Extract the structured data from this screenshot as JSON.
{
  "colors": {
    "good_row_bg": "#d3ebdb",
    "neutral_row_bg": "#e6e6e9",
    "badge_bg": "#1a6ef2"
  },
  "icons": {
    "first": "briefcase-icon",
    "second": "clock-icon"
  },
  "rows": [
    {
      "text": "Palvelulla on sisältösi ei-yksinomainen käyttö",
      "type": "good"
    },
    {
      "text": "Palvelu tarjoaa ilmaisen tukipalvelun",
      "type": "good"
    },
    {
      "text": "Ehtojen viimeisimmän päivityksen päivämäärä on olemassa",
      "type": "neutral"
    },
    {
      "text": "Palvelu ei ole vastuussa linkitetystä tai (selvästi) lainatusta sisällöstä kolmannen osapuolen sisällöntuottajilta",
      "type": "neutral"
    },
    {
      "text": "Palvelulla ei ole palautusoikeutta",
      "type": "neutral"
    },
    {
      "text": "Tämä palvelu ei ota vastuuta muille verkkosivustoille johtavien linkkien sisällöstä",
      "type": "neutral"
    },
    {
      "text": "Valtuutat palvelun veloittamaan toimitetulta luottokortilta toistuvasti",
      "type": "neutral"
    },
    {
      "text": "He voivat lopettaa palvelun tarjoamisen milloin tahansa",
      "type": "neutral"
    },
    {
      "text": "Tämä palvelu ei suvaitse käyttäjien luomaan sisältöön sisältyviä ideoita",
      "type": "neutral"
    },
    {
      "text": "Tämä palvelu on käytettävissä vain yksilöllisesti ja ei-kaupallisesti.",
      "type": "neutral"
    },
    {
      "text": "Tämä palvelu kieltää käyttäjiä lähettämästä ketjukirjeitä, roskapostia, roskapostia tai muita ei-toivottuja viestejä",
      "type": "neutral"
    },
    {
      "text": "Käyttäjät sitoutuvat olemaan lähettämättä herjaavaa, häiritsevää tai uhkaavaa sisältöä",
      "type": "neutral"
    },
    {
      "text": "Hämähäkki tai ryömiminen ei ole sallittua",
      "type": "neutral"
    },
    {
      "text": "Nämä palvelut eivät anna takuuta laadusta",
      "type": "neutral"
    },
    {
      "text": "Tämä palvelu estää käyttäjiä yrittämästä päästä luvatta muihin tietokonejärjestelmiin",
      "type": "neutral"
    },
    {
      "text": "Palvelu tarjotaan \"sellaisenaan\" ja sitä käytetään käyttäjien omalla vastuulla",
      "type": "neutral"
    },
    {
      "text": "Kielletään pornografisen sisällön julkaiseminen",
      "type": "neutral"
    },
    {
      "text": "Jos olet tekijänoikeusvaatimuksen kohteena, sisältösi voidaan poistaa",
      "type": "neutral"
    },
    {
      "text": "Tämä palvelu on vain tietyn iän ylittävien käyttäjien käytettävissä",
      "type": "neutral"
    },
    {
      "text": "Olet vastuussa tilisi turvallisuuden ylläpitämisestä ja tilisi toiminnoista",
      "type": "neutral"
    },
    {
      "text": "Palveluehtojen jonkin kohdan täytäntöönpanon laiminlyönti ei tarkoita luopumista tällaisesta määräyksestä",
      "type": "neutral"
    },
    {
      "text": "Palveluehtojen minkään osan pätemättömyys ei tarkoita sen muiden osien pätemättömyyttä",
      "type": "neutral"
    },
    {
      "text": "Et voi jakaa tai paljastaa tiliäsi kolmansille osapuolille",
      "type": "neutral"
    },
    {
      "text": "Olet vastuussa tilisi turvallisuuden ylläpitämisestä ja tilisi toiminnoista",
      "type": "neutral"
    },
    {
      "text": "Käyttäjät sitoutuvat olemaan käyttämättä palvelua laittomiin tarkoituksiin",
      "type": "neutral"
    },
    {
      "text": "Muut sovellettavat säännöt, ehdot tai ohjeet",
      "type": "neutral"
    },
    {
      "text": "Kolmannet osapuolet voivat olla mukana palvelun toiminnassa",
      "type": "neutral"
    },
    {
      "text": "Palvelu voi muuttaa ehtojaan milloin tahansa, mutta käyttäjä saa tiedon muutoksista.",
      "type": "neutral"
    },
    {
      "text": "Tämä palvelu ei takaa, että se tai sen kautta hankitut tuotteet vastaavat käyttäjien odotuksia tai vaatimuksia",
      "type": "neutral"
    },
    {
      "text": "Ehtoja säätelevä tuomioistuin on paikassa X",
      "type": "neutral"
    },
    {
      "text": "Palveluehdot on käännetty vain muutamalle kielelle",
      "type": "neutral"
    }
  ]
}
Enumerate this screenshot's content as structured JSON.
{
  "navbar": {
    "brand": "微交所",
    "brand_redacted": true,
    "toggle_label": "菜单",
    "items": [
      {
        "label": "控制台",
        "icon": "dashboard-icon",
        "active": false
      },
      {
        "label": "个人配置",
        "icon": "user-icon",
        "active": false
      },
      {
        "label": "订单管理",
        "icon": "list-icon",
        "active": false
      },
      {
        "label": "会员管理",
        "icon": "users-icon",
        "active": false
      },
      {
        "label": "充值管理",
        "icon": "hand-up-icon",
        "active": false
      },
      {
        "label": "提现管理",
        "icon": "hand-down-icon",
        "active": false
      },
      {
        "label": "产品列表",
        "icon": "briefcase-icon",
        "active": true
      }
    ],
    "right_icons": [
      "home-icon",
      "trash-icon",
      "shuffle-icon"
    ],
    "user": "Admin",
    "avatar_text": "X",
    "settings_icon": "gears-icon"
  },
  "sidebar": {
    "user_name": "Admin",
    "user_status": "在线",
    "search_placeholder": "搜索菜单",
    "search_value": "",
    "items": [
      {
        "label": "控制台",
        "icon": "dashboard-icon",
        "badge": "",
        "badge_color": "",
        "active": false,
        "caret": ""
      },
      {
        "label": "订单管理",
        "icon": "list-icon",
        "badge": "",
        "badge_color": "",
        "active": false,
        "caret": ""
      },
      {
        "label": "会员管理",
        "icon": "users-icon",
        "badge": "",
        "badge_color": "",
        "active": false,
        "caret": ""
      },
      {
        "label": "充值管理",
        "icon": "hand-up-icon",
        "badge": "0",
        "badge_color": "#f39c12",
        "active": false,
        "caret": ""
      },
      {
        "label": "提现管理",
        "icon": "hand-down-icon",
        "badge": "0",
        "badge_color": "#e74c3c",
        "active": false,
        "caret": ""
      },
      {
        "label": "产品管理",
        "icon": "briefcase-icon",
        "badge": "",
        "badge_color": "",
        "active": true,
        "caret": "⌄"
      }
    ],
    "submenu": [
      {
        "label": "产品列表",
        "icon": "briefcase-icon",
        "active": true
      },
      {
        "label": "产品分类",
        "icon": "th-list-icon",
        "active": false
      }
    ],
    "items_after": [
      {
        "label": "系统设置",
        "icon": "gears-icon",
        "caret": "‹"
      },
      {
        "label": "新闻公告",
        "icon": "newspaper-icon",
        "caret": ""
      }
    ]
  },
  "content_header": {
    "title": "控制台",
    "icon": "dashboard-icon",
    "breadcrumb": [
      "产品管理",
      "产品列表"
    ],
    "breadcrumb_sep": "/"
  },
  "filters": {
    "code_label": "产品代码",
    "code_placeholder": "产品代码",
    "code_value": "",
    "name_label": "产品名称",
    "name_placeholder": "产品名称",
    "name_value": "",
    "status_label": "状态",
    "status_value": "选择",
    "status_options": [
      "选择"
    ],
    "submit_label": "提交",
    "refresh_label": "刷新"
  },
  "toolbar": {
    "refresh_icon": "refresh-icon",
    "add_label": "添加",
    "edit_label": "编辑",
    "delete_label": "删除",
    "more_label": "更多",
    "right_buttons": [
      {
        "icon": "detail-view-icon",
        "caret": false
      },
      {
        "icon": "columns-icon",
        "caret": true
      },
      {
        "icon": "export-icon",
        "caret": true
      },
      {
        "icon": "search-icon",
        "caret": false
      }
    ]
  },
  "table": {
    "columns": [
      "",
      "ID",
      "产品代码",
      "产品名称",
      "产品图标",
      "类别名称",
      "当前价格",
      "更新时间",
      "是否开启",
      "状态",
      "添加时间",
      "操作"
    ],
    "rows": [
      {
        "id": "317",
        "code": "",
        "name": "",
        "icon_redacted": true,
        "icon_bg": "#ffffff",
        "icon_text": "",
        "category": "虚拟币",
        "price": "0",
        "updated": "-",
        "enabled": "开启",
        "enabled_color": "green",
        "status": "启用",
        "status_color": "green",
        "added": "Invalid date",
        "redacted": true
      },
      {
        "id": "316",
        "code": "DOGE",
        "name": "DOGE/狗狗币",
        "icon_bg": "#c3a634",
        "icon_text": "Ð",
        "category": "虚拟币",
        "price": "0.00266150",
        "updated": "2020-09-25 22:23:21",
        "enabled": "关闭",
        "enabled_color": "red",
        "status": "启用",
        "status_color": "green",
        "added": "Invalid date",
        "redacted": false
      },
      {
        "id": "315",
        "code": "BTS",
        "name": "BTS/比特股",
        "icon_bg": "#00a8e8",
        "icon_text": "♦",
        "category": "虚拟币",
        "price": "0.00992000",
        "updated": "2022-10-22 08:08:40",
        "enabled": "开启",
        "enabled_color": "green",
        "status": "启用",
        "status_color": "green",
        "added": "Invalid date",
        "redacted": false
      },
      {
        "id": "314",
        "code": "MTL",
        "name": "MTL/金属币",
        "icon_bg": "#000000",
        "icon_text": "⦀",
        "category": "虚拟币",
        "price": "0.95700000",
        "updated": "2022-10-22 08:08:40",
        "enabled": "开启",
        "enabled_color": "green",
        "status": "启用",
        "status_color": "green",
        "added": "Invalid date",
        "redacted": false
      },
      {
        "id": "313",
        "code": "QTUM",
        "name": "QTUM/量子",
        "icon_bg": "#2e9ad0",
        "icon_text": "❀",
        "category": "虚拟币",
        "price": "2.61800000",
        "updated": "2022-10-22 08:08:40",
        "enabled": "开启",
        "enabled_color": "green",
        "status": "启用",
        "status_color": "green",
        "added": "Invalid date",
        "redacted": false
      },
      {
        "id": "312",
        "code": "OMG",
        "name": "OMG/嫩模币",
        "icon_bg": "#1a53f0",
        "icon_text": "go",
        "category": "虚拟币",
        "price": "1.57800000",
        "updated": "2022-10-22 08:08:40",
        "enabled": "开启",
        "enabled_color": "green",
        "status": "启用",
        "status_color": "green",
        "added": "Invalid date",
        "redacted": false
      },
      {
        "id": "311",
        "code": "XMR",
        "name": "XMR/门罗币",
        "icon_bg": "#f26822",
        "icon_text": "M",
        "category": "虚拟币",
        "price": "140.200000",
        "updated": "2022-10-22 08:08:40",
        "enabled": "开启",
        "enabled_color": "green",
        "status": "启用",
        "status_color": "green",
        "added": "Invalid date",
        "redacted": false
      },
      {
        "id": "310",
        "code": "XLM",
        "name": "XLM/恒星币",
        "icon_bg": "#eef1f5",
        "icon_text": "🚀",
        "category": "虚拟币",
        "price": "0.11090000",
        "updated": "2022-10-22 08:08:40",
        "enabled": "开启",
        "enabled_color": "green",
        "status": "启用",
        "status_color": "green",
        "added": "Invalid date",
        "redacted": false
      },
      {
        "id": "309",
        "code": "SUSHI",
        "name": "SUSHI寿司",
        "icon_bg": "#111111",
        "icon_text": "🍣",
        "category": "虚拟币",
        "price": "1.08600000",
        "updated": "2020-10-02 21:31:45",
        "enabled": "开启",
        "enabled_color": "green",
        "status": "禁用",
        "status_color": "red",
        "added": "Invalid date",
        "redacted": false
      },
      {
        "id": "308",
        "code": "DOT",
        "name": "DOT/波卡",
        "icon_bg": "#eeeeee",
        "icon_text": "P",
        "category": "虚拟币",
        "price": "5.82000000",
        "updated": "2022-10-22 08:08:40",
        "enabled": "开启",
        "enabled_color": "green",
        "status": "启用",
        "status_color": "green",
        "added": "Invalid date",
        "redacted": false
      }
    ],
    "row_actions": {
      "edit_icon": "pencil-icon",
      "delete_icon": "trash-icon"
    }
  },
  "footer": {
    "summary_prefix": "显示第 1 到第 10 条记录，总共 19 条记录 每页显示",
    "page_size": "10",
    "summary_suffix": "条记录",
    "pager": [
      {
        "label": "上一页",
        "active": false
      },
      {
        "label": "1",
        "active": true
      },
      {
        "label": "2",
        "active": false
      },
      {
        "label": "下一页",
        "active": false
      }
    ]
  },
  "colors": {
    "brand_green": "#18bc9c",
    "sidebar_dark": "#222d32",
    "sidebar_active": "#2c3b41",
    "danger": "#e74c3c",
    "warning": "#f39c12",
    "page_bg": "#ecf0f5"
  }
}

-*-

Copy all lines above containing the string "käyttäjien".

RESPONSE:
      "text": "Tämä palvelu ei suvaitse käyttäjien luomaan sisältöön sisältyviä ideoita",
      "text": "Palvelu tarjotaan \"sellaisenaan\" ja sitä käytetään käyttäjien omalla vastuulla",
      "text": "Tämä palvelu on vain tietyn iän ylittävien käyttäjien käytettävissä",
      "text": "Tämä palvelu ei takaa, että se tai sen kautta hankitut tuotteet vastaavat käyttäjien odotuksia tai vaatimuksia",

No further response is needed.